Newspaper article The Washington Times (Washington, DC)
Byline: Nat Hentoff, THE WASHINGTON TIMES
Considering the state of the world, and the divisiveness in this nation, I am seldom startled these days by news from Washington. But an exception was the appearance of Attorney General Alberto Gonzales at a Jan. 18 hearing by the Senate Judiciary Committee in which he stated: "There is no express grant of habeas (corpus) in the Constitution .. The Constitution doesn't say every individual in the United States is hereby guaranteed or assured the right of habeas corpus .. there's (only) a prohibition against taking it away."
This is an astonishing dismissal by our chief law enforcement officer of the oldest fundamental right in Anglo-Saxon law that even precedes the Magna Carta of 1215.
Alberto Gonzales is dead wrong.
The Magna Carta has resonated for centuries and states: "No free man shall be taken or imprisoned .. except by .. the law of the land." In 1679, Parliament passed the Habeas Corpus Act that also extended the "Great Writ" to any citizen arbitrarily imprisoned "beyond the seas." In our country, as the Constitution was being proposed and debated, Thomas Jefferson, then our envoy to Paris, wrote to James Madison insisting that habeas corpus be imbedded in the body of the Constitution as it was.
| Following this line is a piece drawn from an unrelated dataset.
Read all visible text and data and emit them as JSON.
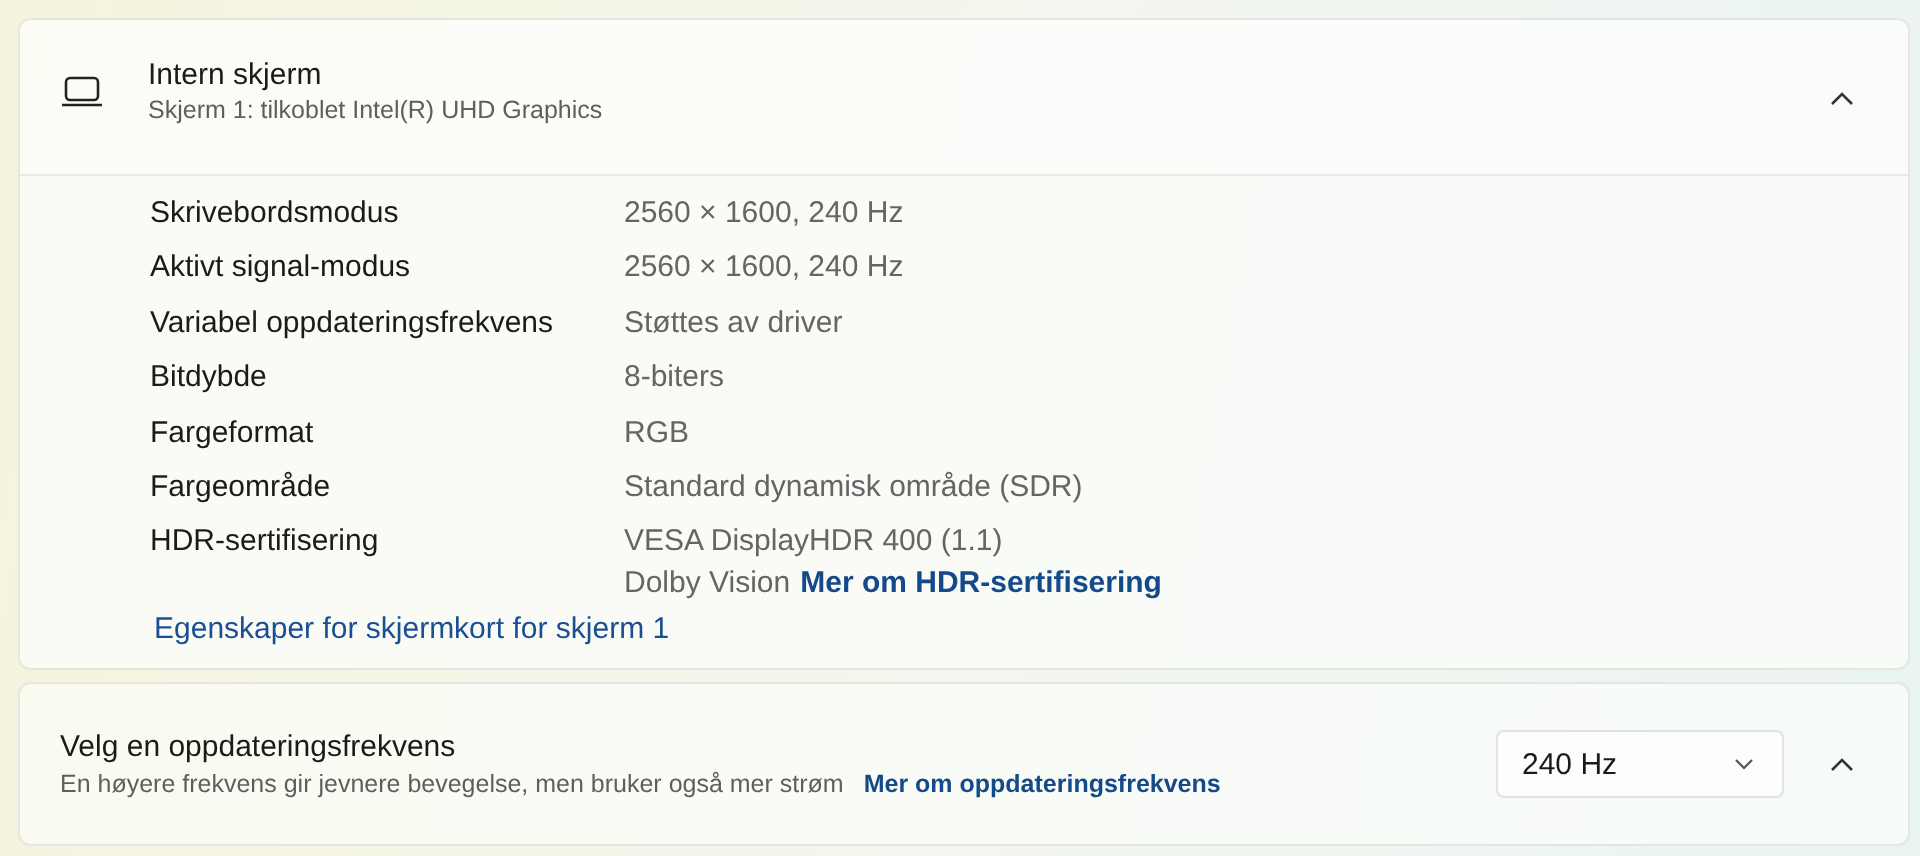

Jefferson even objected that habeas could be suspended during an insurrection or invasion. He didn't want any tampering with habeas corpus. He lost on that clause.
Alexander Hamilton, in the Federalist Papers, wrote that "the practice of arbitrary imprisonments, have been, in all ages, the favorite and most formidable instruments of tyranny." Hamilton cited the 18th-century English jurist, William Blackstone, whose commentaries are still referred to in courses on the law: "Confinement of the person, by secretly hurrying him to jail, where his sufferings are unknown or forgotten .. is a .. dangerous engine of arbitrary government," said Blackstone.
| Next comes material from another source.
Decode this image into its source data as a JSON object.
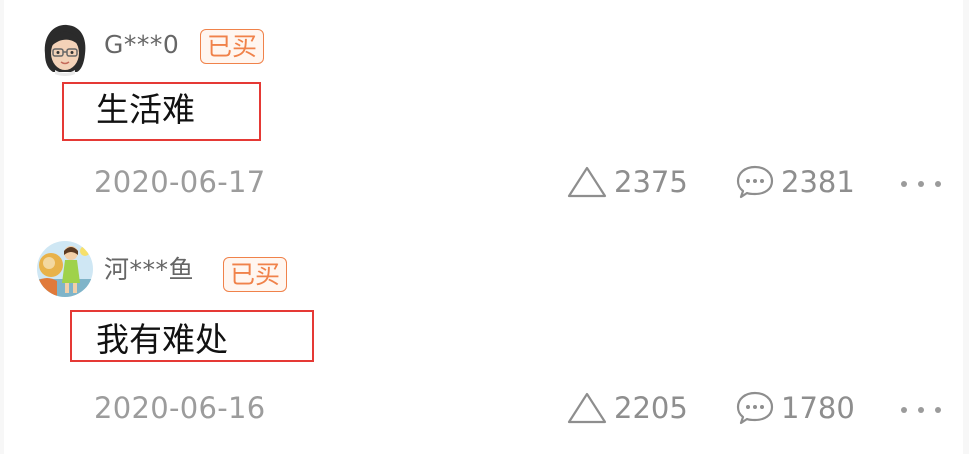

Hamilton was convinced that habeas corpus was such a strong anchor of our rights that he claimed a separate Bill of Rights (the first 10 amendments to the Constitution) would not be necessary. Madison and George Mason overruled him on that.
I would recommend urgently that Mr. Gonzales read the chapter on habeas corpus in professor Leonard W. Levy's "Origins of the Bill of Rights" (Yale University Press, 2001). …